[Excerpts from an interface dataset]
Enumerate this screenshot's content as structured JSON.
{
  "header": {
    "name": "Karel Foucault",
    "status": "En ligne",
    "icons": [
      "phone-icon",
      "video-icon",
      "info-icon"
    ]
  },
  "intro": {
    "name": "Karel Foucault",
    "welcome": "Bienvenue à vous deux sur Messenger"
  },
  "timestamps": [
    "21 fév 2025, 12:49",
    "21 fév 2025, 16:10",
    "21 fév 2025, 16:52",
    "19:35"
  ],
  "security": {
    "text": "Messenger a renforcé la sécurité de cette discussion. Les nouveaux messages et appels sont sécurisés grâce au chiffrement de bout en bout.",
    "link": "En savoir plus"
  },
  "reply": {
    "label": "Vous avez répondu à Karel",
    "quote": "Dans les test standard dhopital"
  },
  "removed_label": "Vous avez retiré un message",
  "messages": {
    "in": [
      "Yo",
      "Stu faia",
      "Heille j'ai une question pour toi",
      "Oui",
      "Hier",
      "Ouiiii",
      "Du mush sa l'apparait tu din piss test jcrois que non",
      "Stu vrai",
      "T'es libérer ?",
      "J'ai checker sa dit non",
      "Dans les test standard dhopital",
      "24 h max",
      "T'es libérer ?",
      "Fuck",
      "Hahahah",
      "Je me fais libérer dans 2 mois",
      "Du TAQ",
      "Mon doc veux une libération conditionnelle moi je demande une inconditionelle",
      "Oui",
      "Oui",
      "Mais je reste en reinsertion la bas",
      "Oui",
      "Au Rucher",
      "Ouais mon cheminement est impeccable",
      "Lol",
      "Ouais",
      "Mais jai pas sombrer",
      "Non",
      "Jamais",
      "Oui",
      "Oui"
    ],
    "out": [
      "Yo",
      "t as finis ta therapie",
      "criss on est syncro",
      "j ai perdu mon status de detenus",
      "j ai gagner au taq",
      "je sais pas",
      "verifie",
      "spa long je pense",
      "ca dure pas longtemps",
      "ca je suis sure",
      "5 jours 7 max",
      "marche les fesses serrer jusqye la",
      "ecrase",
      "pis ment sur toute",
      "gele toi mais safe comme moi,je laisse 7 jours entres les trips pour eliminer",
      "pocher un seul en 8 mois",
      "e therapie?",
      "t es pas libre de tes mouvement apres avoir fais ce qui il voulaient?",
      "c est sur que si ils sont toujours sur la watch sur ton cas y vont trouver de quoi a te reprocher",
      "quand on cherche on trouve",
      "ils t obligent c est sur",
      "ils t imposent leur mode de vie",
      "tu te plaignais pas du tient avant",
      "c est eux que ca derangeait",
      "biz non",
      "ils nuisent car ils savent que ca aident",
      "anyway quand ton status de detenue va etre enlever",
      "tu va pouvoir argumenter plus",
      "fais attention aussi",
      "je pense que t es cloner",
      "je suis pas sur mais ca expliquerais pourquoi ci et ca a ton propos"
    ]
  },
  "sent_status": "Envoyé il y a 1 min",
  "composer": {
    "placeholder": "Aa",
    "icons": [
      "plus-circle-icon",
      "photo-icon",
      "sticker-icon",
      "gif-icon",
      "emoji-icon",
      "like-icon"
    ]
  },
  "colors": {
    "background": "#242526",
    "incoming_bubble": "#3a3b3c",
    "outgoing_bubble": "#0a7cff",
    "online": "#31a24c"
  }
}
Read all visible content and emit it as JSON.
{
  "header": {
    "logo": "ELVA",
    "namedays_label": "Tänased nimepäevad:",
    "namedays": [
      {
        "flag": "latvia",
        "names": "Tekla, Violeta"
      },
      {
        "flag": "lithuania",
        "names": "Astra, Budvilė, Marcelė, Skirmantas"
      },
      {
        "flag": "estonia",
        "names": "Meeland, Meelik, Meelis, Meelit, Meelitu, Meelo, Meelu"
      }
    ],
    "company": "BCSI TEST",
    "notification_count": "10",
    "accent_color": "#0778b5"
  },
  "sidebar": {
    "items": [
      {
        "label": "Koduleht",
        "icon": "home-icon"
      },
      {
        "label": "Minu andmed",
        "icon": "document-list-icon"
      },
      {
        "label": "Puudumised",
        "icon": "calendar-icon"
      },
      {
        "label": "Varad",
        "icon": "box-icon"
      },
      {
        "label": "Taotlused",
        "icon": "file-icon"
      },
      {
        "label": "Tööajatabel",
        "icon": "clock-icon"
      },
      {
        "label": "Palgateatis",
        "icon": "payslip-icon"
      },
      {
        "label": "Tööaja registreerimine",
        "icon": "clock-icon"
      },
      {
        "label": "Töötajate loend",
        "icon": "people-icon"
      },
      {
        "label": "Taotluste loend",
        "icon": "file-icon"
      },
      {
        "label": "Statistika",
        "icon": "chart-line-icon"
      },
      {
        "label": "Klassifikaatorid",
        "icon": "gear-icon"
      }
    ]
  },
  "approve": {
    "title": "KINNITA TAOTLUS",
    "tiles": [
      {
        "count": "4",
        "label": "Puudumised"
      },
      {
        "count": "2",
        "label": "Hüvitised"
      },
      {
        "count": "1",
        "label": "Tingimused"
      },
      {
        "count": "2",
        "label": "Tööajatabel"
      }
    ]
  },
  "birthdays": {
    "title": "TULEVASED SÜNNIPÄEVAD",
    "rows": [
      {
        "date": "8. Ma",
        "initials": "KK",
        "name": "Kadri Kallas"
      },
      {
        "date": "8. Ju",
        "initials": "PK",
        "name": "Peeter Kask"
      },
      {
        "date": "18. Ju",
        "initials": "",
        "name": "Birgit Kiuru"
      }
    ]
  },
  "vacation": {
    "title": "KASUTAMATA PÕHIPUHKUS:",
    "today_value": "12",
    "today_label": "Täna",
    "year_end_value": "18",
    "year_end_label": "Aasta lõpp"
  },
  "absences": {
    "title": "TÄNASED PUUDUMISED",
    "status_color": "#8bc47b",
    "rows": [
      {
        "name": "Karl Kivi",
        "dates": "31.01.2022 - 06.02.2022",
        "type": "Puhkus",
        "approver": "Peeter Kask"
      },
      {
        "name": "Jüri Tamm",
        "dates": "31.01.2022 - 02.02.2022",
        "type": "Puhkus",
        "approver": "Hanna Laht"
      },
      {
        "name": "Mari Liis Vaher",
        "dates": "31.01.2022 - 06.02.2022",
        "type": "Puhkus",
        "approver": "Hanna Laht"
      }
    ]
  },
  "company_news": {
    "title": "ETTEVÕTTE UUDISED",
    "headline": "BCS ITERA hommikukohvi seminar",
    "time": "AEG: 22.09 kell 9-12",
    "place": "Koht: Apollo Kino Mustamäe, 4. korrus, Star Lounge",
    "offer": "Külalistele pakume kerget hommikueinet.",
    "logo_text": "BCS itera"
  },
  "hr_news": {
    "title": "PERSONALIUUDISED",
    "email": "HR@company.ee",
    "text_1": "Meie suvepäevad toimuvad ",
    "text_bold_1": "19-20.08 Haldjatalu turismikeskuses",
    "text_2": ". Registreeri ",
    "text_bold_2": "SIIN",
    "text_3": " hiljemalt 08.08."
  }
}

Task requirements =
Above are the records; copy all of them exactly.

Result =
Enumerate this screenshot's content as structured JSON.
{
  "header": {
    "name": "Karel Foucault",
    "status": "En ligne",
    "icons": [
      "phone-icon",
      "video-icon",
      "info-icon"
    ]
  },
  "intro": {
    "name": "Karel Foucault",
    "welcome": "Bienvenue à vous deux sur Messenger"
  },
  "timestamps": [
    "21 fév 2025, 12:49",
    "21 fév 2025, 16:10",
    "21 fév 2025, 16:52",
    "19:35"
  ],
  "security": {
    "text": "Messenger a renforcé la sécurité de cette discussion. Les nouveaux messages et appels sont sécurisés grâce au chiffrement de bout en bout.",
    "link": "En savoir plus"
  },
  "reply": {
    "label": "Vous avez répondu à Karel",
    "quote": "Dans les test standard dhopital"
  },
  "removed_label": "Vous avez retiré un message",
  "messages": {
    "in": [
      "Yo",
      "Stu faia",
      "Heille j'ai une question pour toi",
      "Oui",
      "Hier",
      "Ouiiii",
      "Du mush sa l'apparait tu din piss test jcrois que non",
      "Stu vrai",
      "T'es libérer ?",
      "J'ai checker sa dit non",
      "Dans les test standard dhopital",
      "24 h max",
      "T'es libérer ?",
      "Fuck",
      "Hahahah",
      "Je me fais libérer dans 2 mois",
      "Du TAQ",
      "Mon doc veux une libération conditionnelle moi je demande une inconditionelle",
      "Oui",
      "Oui",
      "Mais je reste en reinsertion la bas",
      "Oui",
      "Au Rucher",
      "Ouais mon cheminement est impeccable",
      "Lol",
      "Ouais",
      "Mais jai pas sombrer",
      "Non",
      "Jamais",
      "Oui",
      "Oui"
    ],
    "out": [
      "Yo",
      "t as finis ta therapie",
      "criss on est syncro",
      "j ai perdu mon status de detenus",
      "j ai gagner au taq",
      "je sais pas",
      "verifie",
      "spa long je pense",
      "ca dure pas longtemps",
      "ca je suis sure",
      "5 jours 7 max",
      "marche les fesses serrer jusqye la",
      "ecrase",
      "pis ment sur toute",
      "gele toi mais safe comme moi,je laisse 7 jours entres les trips pour eliminer",
      "pocher un seul en 8 mois",
      "e therapie?",
      "t es pas libre de tes mouvement apres avoir fais ce qui il voulaient?",
      "c est sur que si ils sont toujours sur la watch sur ton cas y vont trouver de quoi a te reprocher",
      "quand on cherche on trouve",
      "ils t obligent c est sur",
      "ils t imposent leur mode de vie",
      "tu te plaignais pas du tient avant",
      "c est eux que ca derangeait",
      "biz non",
      "ils nuisent car ils savent que ca aident",
      "anyway quand ton status de detenue va etre enlever",
      "tu va pouvoir argumenter plus",
      "fais attention aussi",
      "je pense que t es cloner",
      "je suis pas sur mais ca expliquerais pourquoi ci et ca a ton propos"
    ]
  },
  "sent_status": "Envoyé il y a 1 min",
  "composer": {
    "placeholder": "Aa",
    "icons": [
      "plus-circle-icon",
      "photo-icon",
      "sticker-icon",
      "gif-icon",
      "emoji-icon",
      "like-icon"
    ]
  },
  "colors": {
    "background": "#242526",
    "incoming_bubble": "#3a3b3c",
    "outgoing_bubble": "#0a7cff",
    "online": "#31a24c"
  }
}
Read all visible content and emit it as JSON.
{
  "header": {
    "logo": "ELVA",
    "namedays_label": "Tänased nimepäevad:",
    "namedays": [
      {
        "flag": "latvia",
        "names": "Tekla, Violeta"
      },
      {
        "flag": "lithuania",
        "names": "Astra, Budvilė, Marcelė, Skirmantas"
      },
      {
        "flag": "estonia",
        "names": "Meeland, Meelik, Meelis, Meelit, Meelitu, Meelo, Meelu"
      }
    ],
    "company": "BCSI TEST",
    "notification_count": "10",
    "accent_color": "#0778b5"
  },
  "sidebar": {
    "items": [
      {
        "label": "Koduleht",
        "icon": "home-icon"
      },
      {
        "label": "Minu andmed",
        "icon": "document-list-icon"
      },
      {
        "label": "Puudumised",
        "icon": "calendar-icon"
      },
      {
        "label": "Varad",
        "icon": "box-icon"
      },
      {
        "label": "Taotlused",
        "icon": "file-icon"
      },
      {
        "label": "Tööajatabel",
        "icon": "clock-icon"
      },
      {
        "label": "Palgateatis",
        "icon": "payslip-icon"
      },
      {
        "label": "Tööaja registreerimine",
        "icon": "clock-icon"
      },
      {
        "label": "Töötajate loend",
        "icon": "people-icon"
      },
      {
        "label": "Taotluste loend",
        "icon": "file-icon"
      },
      {
        "label": "Statistika",
        "icon": "chart-line-icon"
      },
      {
        "label": "Klassifikaatorid",
        "icon": "gear-icon"
      }
    ]
  },
  "approve": {
    "title": "KINNITA TAOTLUS",
    "tiles": [
      {
        "count": "4",
        "label": "Puudumised"
      },
      {
        "count": "2",
        "label": "Hüvitised"
      },
      {
        "count": "1",
        "label": "Tingimused"
      },
      {
        "count": "2",
        "label": "Tööajatabel"
      }
    ]
  },
  "birthdays": {
    "title": "TULEVASED SÜNNIPÄEVAD",
    "rows": [
      {
        "date": "8. Ma",
        "initials": "KK",
        "name": "Kadri Kallas"
      },
      {
        "date": "8. Ju",
        "initials": "PK",
        "name": "Peeter Kask"
      },
      {
        "date": "18. Ju",
        "initials": "",
        "name": "Birgit Kiuru"
      }
    ]
  },
  "vacation": {
    "title": "KASUTAMATA PÕHIPUHKUS:",
    "today_value": "12",
    "today_label": "Täna",
    "year_end_value": "18",
    "year_end_label": "Aasta lõpp"
  },
  "absences": {
    "title": "TÄNASED PUUDUMISED",
    "status_color": "#8bc47b",
    "rows": [
      {
        "name": "Karl Kivi",
        "dates": "31.01.2022 - 06.02.2022",
        "type": "Puhkus",
        "approver": "Peeter Kask"
      },
      {
        "name": "Jüri Tamm",
        "dates": "31.01.2022 - 02.02.2022",
        "type": "Puhkus",
        "approver": "Hanna Laht"
      },
      {
        "name": "Mari Liis Vaher",
        "dates": "31.01.2022 - 06.02.2022",
        "type": "Puhkus",
        "approver": "Hanna Laht"
      }
    ]
  },
  "company_news": {
    "title": "ETTEVÕTTE UUDISED",
    "headline": "BCS ITERA hommikukohvi seminar",
    "time": "AEG: 22.09 kell 9-12",
    "place": "Koht: Apollo Kino Mustamäe, 4. korrus, Star Lounge",
    "offer": "Külalistele pakume kerget hommikueinet.",
    "logo_text": "BCS itera"
  },
  "hr_news": {
    "title": "PERSONALIUUDISED",
    "email": "HR@company.ee",
    "text_1": "Meie suvepäevad toimuvad ",
    "text_bold_1": "19-20.08 Haldjatalu turismikeskuses",
    "text_2": ". Registreeri ",
    "text_bold_2": "SIIN",
    "text_3": " hiljemalt 08.08."
  }
}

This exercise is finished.